Babbling Corpse

Vaporwave And The Commodification Of Ghosts

Author: Grafton Tanner

Publisher: John Hunt Publishing

ISBN: 1782797602

Category: Music

Page: 104

View: 1264

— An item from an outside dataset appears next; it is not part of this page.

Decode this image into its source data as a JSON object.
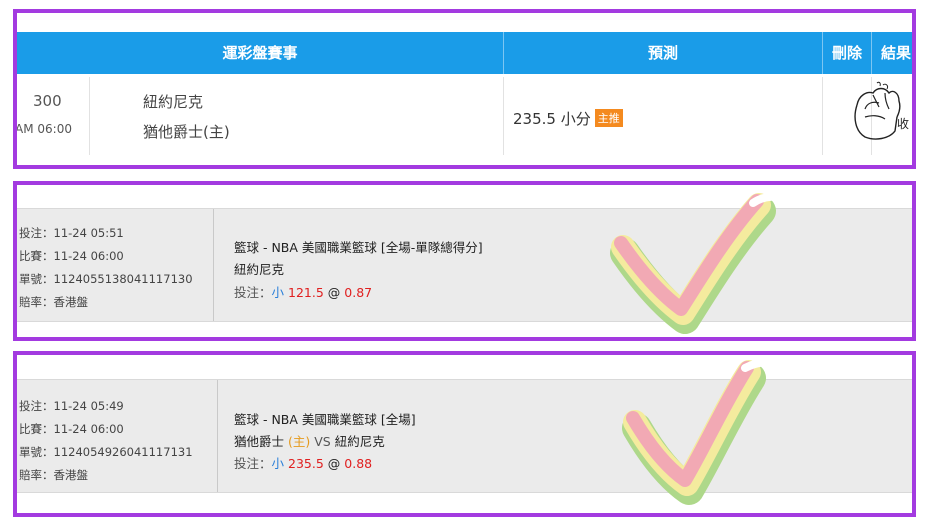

In the age of global capitalism, vaporwave celebrates and undermines the electronic ghosts haunting the nostalgia industry. Ours is a time of ghosts in machines, killing meaning and exposing the gaps inherent in the electronic media that pervade our lives. Vaporwave is an infant musical micro-genre that foregrounds the horror of electronic media's ability to appear - as media theorist Jeffrey Sconce terms it - "haunted." Experimental musicians such as INTERNET CLUB and MACINTOSH PLUS manipulate Muzak and commercial music to undermine the commodification of nostalgia in the age of global capitalism while accentuating the uncanny properties of electronic music production. Babbling Corpse reveals vaporwave's many intersections with politics, media theory, and our present fascination with uncanny, co(s)mic horror. The book is aimed at those interested in global capitalism's effect on art, musical raids on mainstream "indie" and popular music, and anyone intrigued by the changing relationship between art and commerce.

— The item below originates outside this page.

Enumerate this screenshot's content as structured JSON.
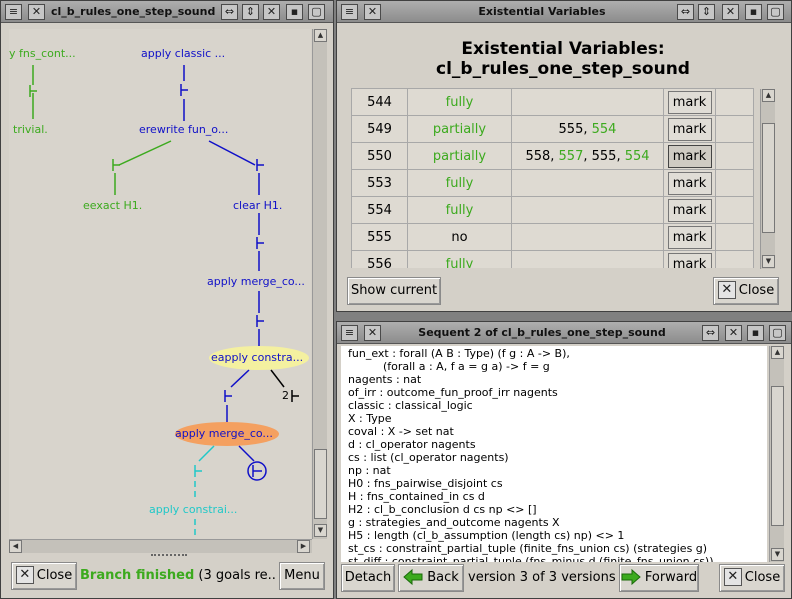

Can The Internet Strengthen Democracy?

Author: Stephen Coleman

Publisher: John Wiley & Sons

ISBN: 1509508406

Category: Political Science

Page: 144

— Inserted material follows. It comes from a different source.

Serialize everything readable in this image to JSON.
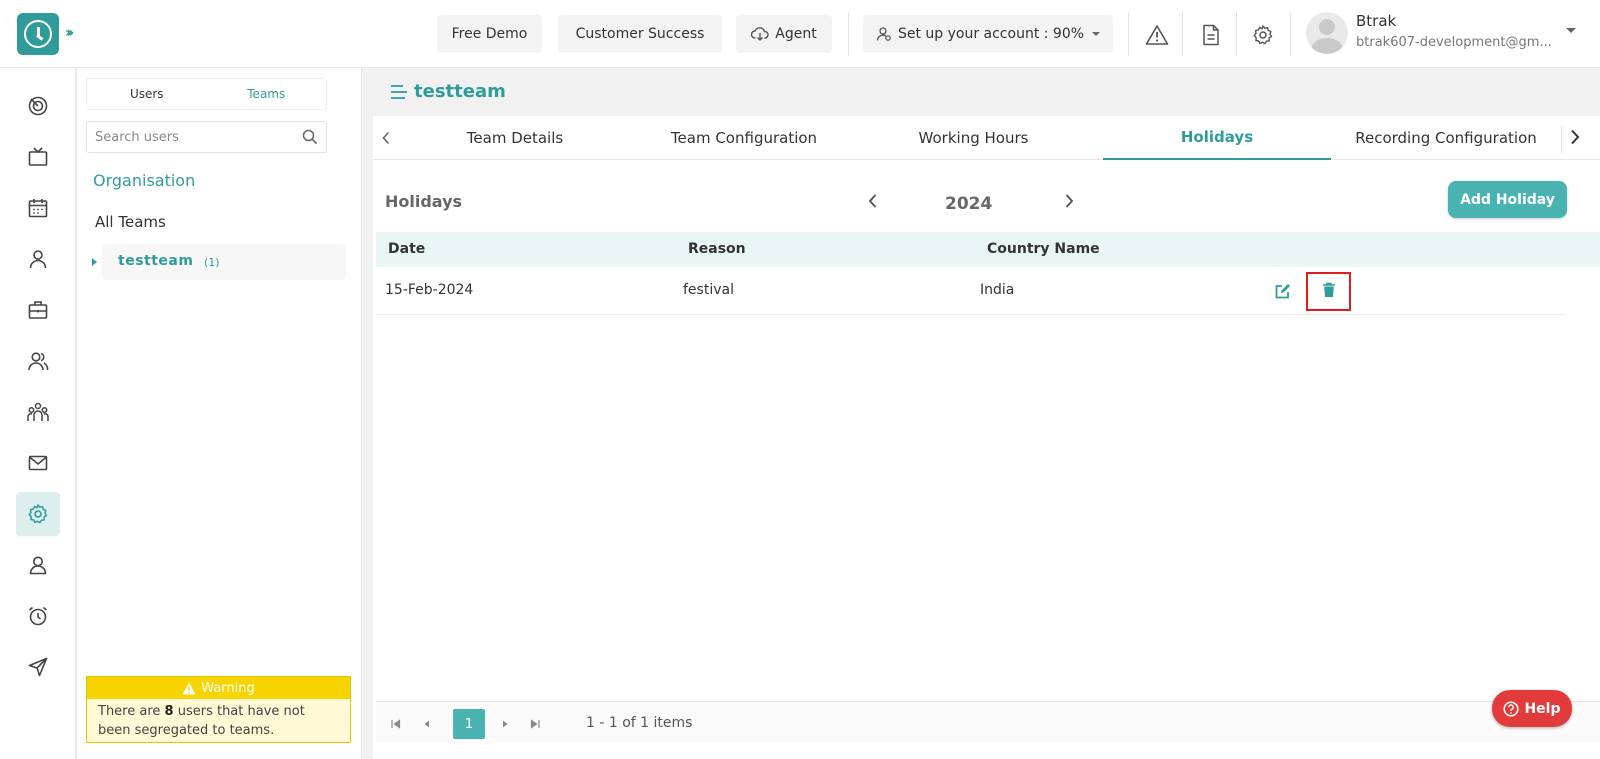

View: 4161

From its inception as a public communication network, the Internet was regarded by many people as a potential means of escaping from the stranglehold of top-down, stage-managed politics. If hundreds of millions of people could be the producers as well as receivers of political messages, could that invigorate democracy? If political elites fail to respond to such energy, where will it leave them? In this short book, internationally renowned scholar of political communication, Stephen Coleman, argues that the best way to strengthen democracy is to re-invent it for the twenty-first century. Governments and global institutions have failed to seize the opportunity to democratise their ways of operating, but online citizens are ahead of them, developing practices that could revolutionise the exercise of political power.

What Algorithms Want

Imagination in the Age of Computing

Author: Ed Finn

Publisher: MIT Press

ISBN: 0262035928

Category: Computers

Page: 257

View: 9051

The gap between theoretical ideas and messy reality, as seen in Neal Stephenson, Adam Smith, and Star Trek. We depend on—we believe in—algorithms to help us get a ride, choose which book to buy, execute a mathematical proof. It's as if we think of code as a magic spell, an incantation to reveal what we need to know and even what we want. Humans have always believed that certain invocations—the marriage vow, the shaman's curse—do not merely describe the world but make it. Computation casts a cultural shadow that is shaped by this long tradition of magical thinking. In this book, Ed Finn considers how the algorithm—in practical terms, “a method for solving a problem”—has its roots not only in mathematical logic but also in cybernetics, philosophy, and magical thinking. Finn argues that the algorithm deploys concepts from the idealized space of computation in a messy reality, with unpredictable and sometimes fascinating results. Drawing on sources that range from Neal Stephenson's Snow Crash to Diderot's Encyclopédie, from Adam Smith to the Star Trek computer, Finn explores the gap between theoretical ideas and pragmatic instructions. He examines the development of intelligent assistants like Siri, the rise of algorithmic aesthetics at Netflix, Ian Bogost's satiric Facebook game Cow Clicker, and the revolutionary economics of Bitcoin. He describes Google's goal of anticipating our questions, Uber's cartoon maps and black box accounting, and what Facebook tells us about programmable value, among other things. If we want to understand the gap between abstraction and messy reality, Finn argues, we need to build a model of “algorithmic reading” and scholarship that attends to process, spearheading a new experimental humanities.